TASK BRIEF:
Answer with one number only: how many lines in this material contain the word "JSON"?
[Start of section]
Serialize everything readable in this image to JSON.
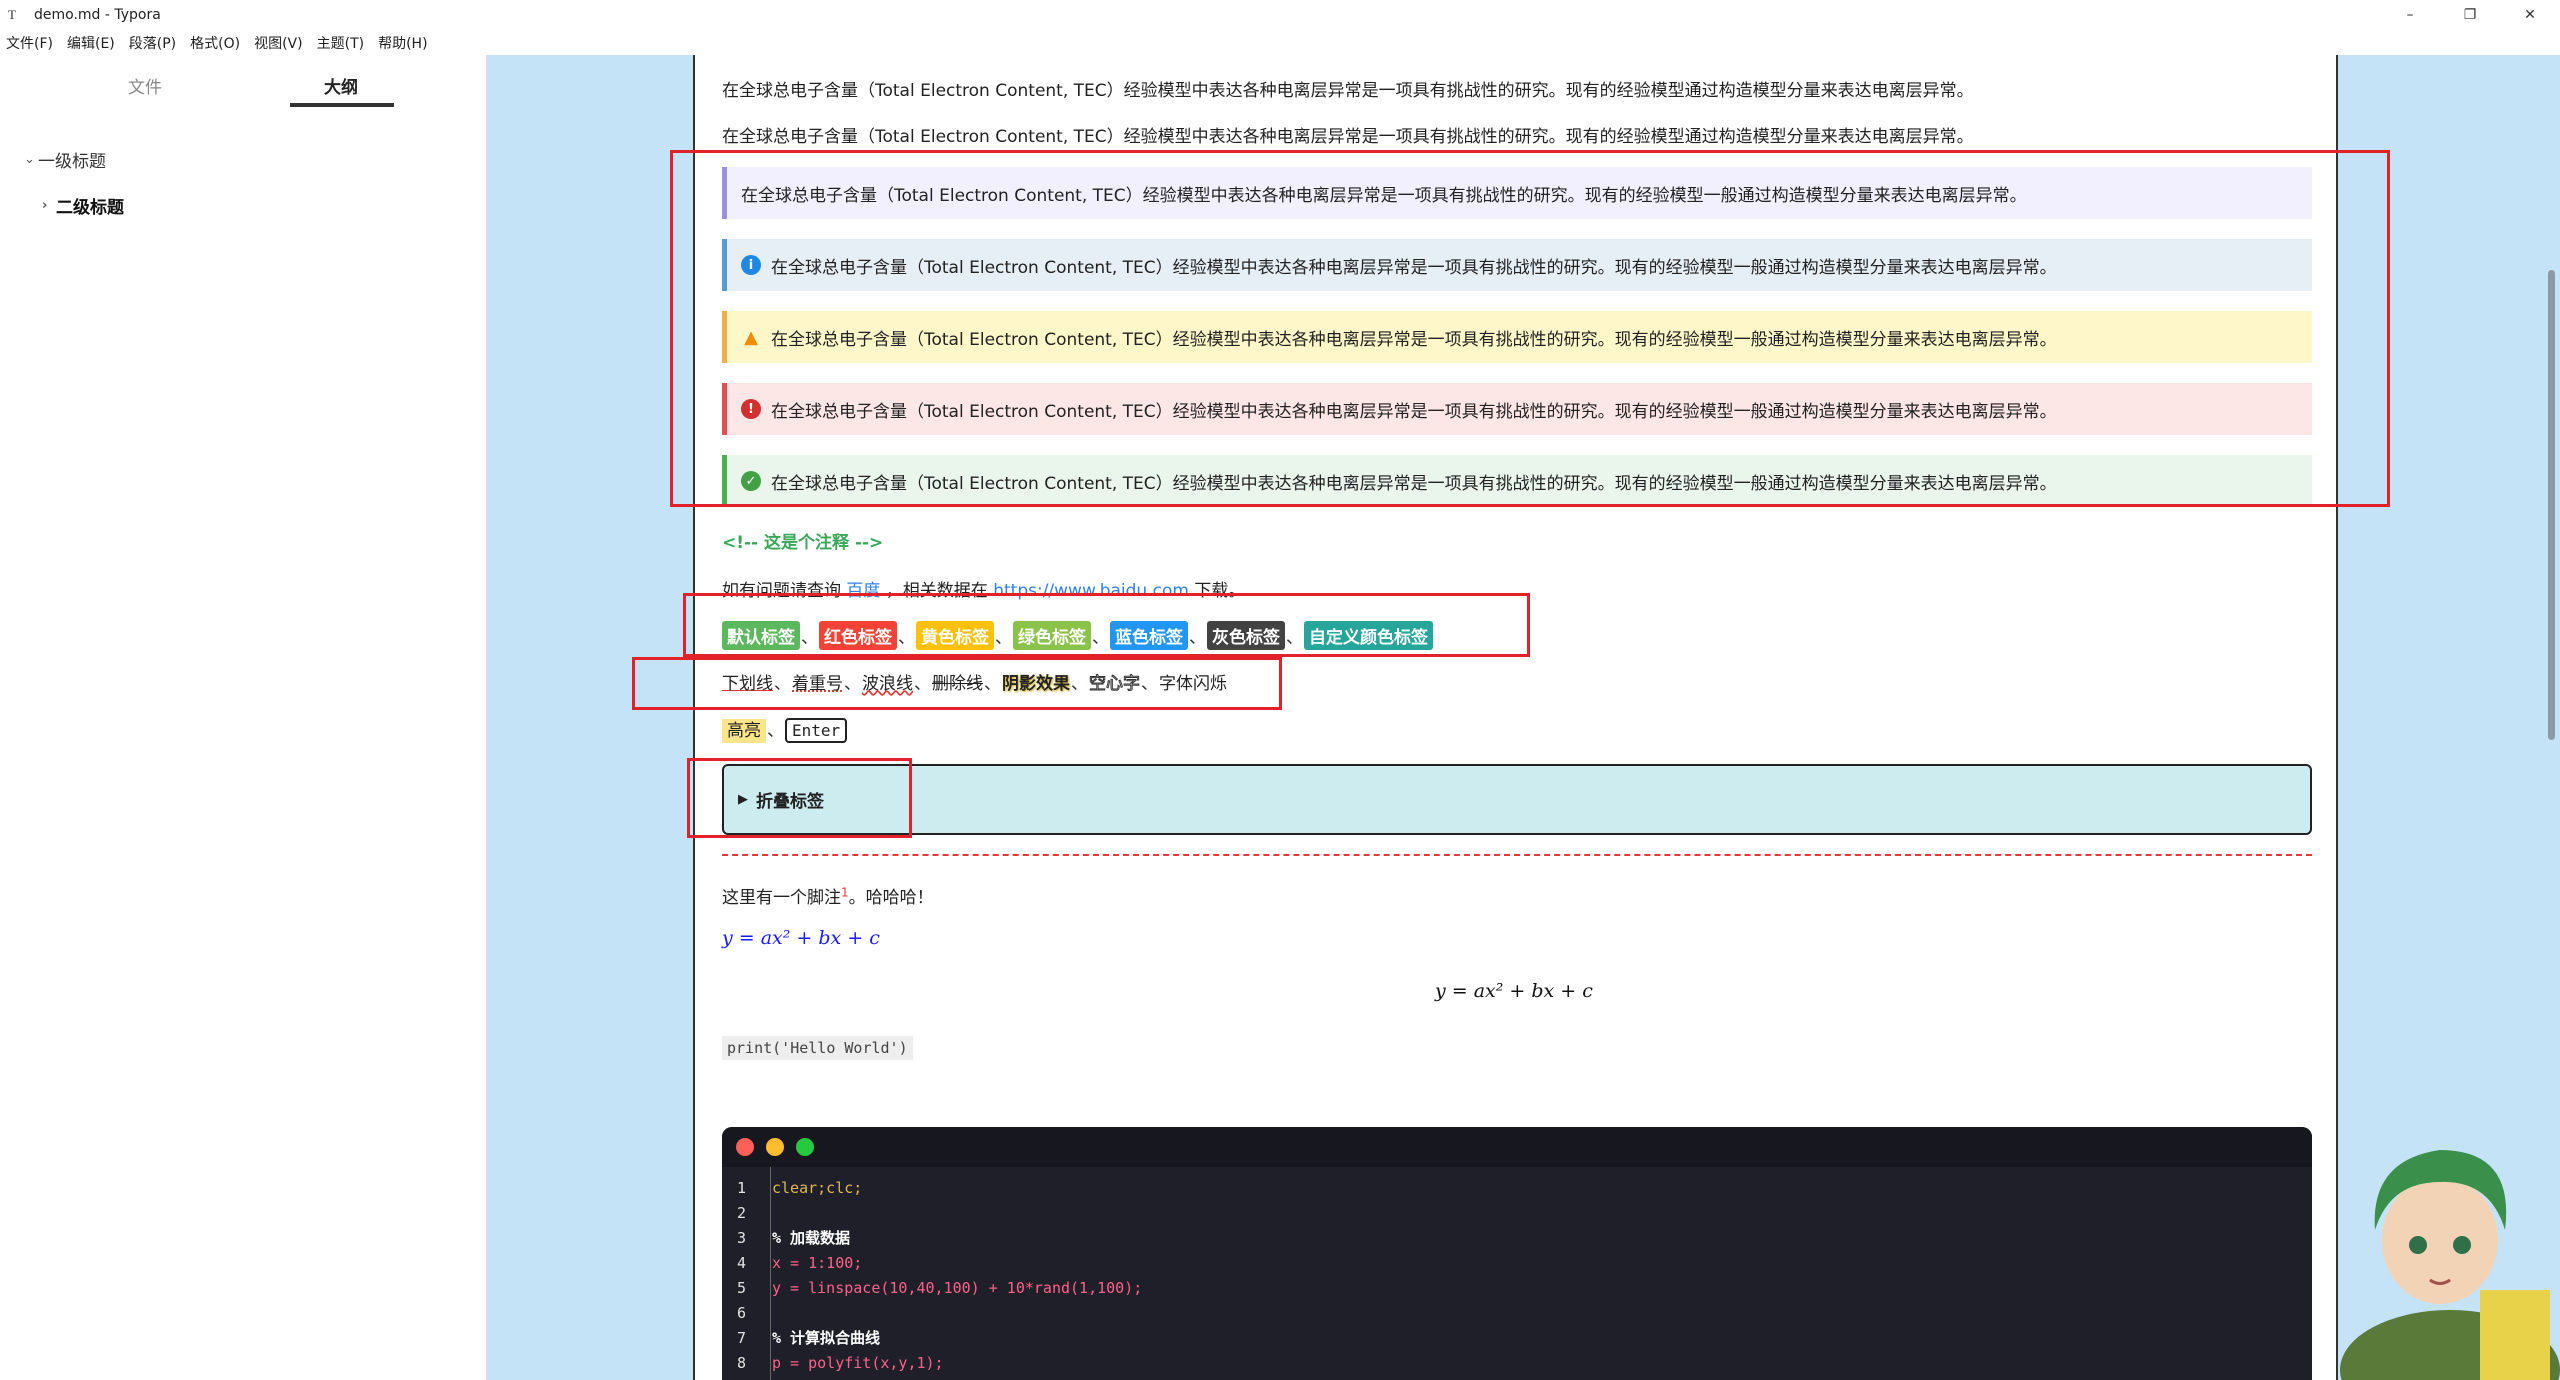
{
  "window": {
    "title": "demo.md - Typora",
    "app_icon": "T",
    "minimize": "–",
    "maximize": "❐",
    "close": "✕"
  },
  "menubar": [
    "文件(F)",
    "编辑(E)",
    "段落(P)",
    "格式(O)",
    "视图(V)",
    "主题(T)",
    "帮助(H)"
  ],
  "sidebar": {
    "tab_files": "文件",
    "tab_outline": "大纲",
    "outline": [
      {
        "label": "一级标题",
        "level": 1,
        "expanded": true
      },
      {
        "label": "二级标题",
        "level": 2,
        "expanded": false
      }
    ],
    "tool_back": "‹",
    "tool_source": "</>"
  },
  "document": {
    "para1": "在全球总电子含量（Total Electron Content, TEC）经验模型中表达各种电离层异常是一项具有挑战性的研究。现有的经验模型通过构造模型分量来表达电离层异常。",
    "para2": "在全球总电子含量（Total Electron Content, TEC）经验模型中表达各种电离层异常是一项具有挑战性的研究。现有的经验模型通过构造模型分量来表达电离层异常。",
    "callouts": [
      {
        "type": "note",
        "text": "在全球总电子含量（Total Electron Content, TEC）经验模型中表达各种电离层异常是一项具有挑战性的研究。现有的经验模型一般通过构造模型分量来表达电离层异常。",
        "border": "#9b8fe0",
        "bg": "#f2f0ff",
        "icon": ""
      },
      {
        "type": "info",
        "text": "在全球总电子含量（Total Electron Content, TEC）经验模型中表达各种电离层异常是一项具有挑战性的研究。现有的经验模型一般通过构造模型分量来表达电离层异常。",
        "border": "#5a9bd5",
        "bg": "#e6eef6",
        "icon": "i"
      },
      {
        "type": "warning",
        "text": "在全球总电子含量（Total Electron Content, TEC）经验模型中表达各种电离层异常是一项具有挑战性的研究。现有的经验模型一般通过构造模型分量来表达电离层异常。",
        "border": "#f0ad4e",
        "bg": "#fdf7c9",
        "icon": "!"
      },
      {
        "type": "danger",
        "text": "在全球总电子含量（Total Electron Content, TEC）经验模型中表达各种电离层异常是一项具有挑战性的研究。现有的经验模型一般通过构造模型分量来表达电离层异常。",
        "border": "#e05252",
        "bg": "#fde6e6",
        "icon": "!"
      },
      {
        "type": "success",
        "text": "在全球总电子含量（Total Electron Content, TEC）经验模型中表达各种电离层异常是一项具有挑战性的研究。现有的经验模型一般通过构造模型分量来表达电离层异常。",
        "border": "#4caf50",
        "bg": "#eaf6ec",
        "icon": "✓"
      }
    ],
    "comment": "<!-- 这是个注释 -->",
    "link_line": {
      "prefix": "如有问题请查询 ",
      "link1": "百度",
      "middle": " ，相关数据在 ",
      "link2": "https://www.baidu.com",
      "suffix": " 下载。"
    },
    "tags": [
      {
        "label": "默认标签",
        "color": "#5cb85c"
      },
      {
        "label": "红色标签",
        "color": "#f44336"
      },
      {
        "label": "黄色标签",
        "color": "#ffc107"
      },
      {
        "label": "绿色标签",
        "color": "#8bc34a"
      },
      {
        "label": "蓝色标签",
        "color": "#2196f3"
      },
      {
        "label": "灰色标签",
        "color": "#424242"
      },
      {
        "label": "自定义颜色标签",
        "color": "#26a69a"
      }
    ],
    "tag_sep": "、",
    "text_effects": {
      "underline": "下划线",
      "emphasis": "着重号",
      "wavy": "波浪线",
      "strike": "删除线",
      "shadow": "阴影效果",
      "hollow": "空心字",
      "blink": "字体闪烁"
    },
    "highlight": "高亮",
    "kbd": "Enter",
    "details_summary": "折叠标签",
    "footnote_line": {
      "text": "这里有一个脚注",
      "ref": "1",
      "after": "。哈哈哈！"
    },
    "inline_math": "y = ax² + bx + c",
    "block_math": "y = ax² + bx + c",
    "inline_code": "print('Hello World')",
    "code_lines": [
      {
        "n": "1",
        "text": "clear;clc;",
        "kind": "text"
      },
      {
        "n": "2",
        "text": "",
        "kind": "plain"
      },
      {
        "n": "3",
        "text": "% 加载数据",
        "kind": "comment"
      },
      {
        "n": "4",
        "text": "x = 1:100;",
        "kind": "var"
      },
      {
        "n": "5",
        "text": "y = linspace(10,40,100) + 10*rand(1,100);",
        "kind": "var"
      },
      {
        "n": "6",
        "text": "",
        "kind": "plain"
      },
      {
        "n": "7",
        "text": "% 计算拟合曲线",
        "kind": "comment"
      },
      {
        "n": "8",
        "text": "p = polyfit(x,y,1);",
        "kind": "var"
      }
    ],
    "mac_dots": [
      "#ff5f56",
      "#ffbd2e",
      "#27c93f"
    ]
  }
}
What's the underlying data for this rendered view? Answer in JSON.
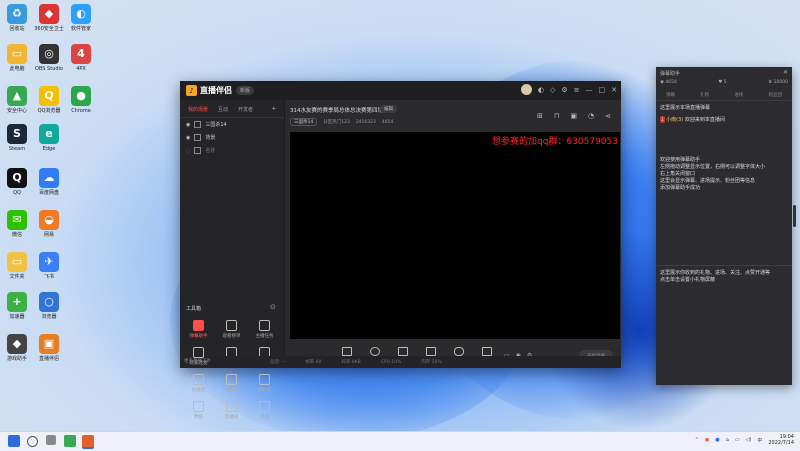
{
  "desktop": {
    "icons": [
      {
        "label": "回收站",
        "color": "#3a9adf",
        "glyph": "♻"
      },
      {
        "label": "360安全卫士",
        "color": "#d33",
        "glyph": "◆"
      },
      {
        "label": "软件管家",
        "color": "#2aa0ff",
        "glyph": "◐"
      },
      {
        "label": "4PX",
        "color": "#d44",
        "glyph": "4"
      },
      {
        "label": "此电脑",
        "color": "#f1b532",
        "glyph": "▭"
      },
      {
        "label": "OBS Studio",
        "color": "#333",
        "glyph": "◎"
      },
      {
        "label": "Chrome",
        "color": "#2aa64b",
        "glyph": "●"
      },
      {
        "label": "安全中心",
        "color": "#36a852",
        "glyph": "▲"
      },
      {
        "label": "QQ浏览器",
        "color": "#f3c000",
        "glyph": "Q"
      },
      {
        "label": "Steam",
        "color": "#1b2838",
        "glyph": "S"
      },
      {
        "label": "Edge",
        "color": "#13a89e",
        "glyph": "e"
      },
      {
        "label": "QQ",
        "color": "#111",
        "glyph": "Q"
      },
      {
        "label": "百度网盘",
        "color": "#2f7cf6",
        "glyph": "☁"
      },
      {
        "label": "微信",
        "color": "#2dc100",
        "glyph": "✉"
      },
      {
        "label": "网易",
        "color": "#f07a22",
        "glyph": "◒"
      },
      {
        "label": "文件夹",
        "color": "#f1c142",
        "glyph": "▭"
      },
      {
        "label": "飞书",
        "color": "#3b7ef5",
        "glyph": "✈"
      },
      {
        "label": "加速器",
        "color": "#3cb043",
        "glyph": "+"
      },
      {
        "label": "浏览器",
        "color": "#2f75d6",
        "glyph": "○"
      },
      {
        "label": "游戏助手",
        "color": "#444",
        "glyph": "◆"
      },
      {
        "label": "直播伴侣",
        "color": "#e67e22",
        "glyph": "▣"
      }
    ]
  },
  "window": {
    "logo": "直播伴侣",
    "version": "新版",
    "left_tabs": [
      "我的场景",
      "互动",
      "开发者"
    ],
    "scenes": [
      "三国杀14",
      "背景",
      "名称"
    ],
    "tools_header": "工具箱",
    "tools": [
      "弹幕助手",
      "观看榜单",
      "主播任务",
      "玩家连麦",
      "多人连麦",
      "推荐助手",
      "投放推",
      "礼物玩法",
      "弹幕库",
      "数据",
      "直播间",
      "更多"
    ],
    "left_footer": "更多直播工具请前往查看",
    "room_title": "314水友赛的赛季局总体总决赛第四场",
    "edit_label": "编辑",
    "room_meta": [
      "三国杀14",
      "分区热门123",
      "2416323",
      "4654"
    ],
    "overlay_text": "想参赛的加qq群：630579053",
    "bottom_tools": [
      "直播屏幕",
      "摄像头",
      "手机投屏",
      "多媒体",
      "麦克风",
      "扬声器"
    ],
    "start_label": "开始直播",
    "status_items": [
      "延迟: --",
      "帧率 60",
      "码率 0KB",
      "CPU 10%",
      "内存 56%"
    ]
  },
  "panel": {
    "title": "弹幕助手",
    "stats": [
      "4654",
      "5",
      "10000"
    ],
    "tabs": [
      "弹幕",
      "礼物",
      "进场",
      "粉丝团"
    ],
    "msg_system": "这里展示本场直播弹幕",
    "msg_user": "小南(3)",
    "msg_user_text": "欢迎来到本直播间",
    "msg_badge": "1",
    "welcome_lines": [
      "欢迎使用弹幕助手",
      "左侧拖动调整显示位置，右侧可以调整字体大小",
      "右上角关闭窗口",
      "这里会显示弹幕、进场提示、粉丝团等信息",
      "添加弹幕助手成功"
    ],
    "gift_lines": [
      "这里展示你收到的礼物、进场、关注、点赞开通等",
      "点击单击设置小礼物屏蔽"
    ]
  },
  "taskbar": {
    "time": "19:04",
    "date": "2022/7/14"
  }
}
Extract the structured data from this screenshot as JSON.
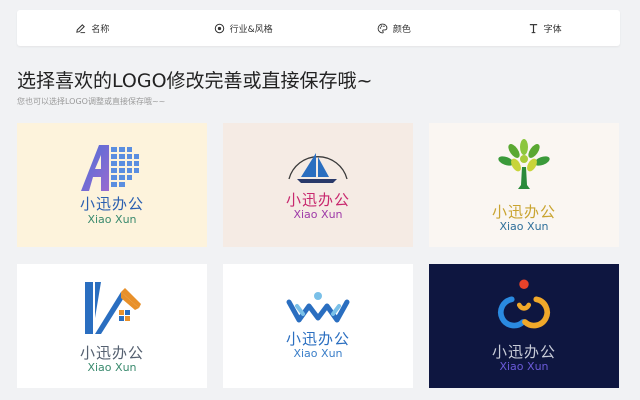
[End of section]
REPLY:
3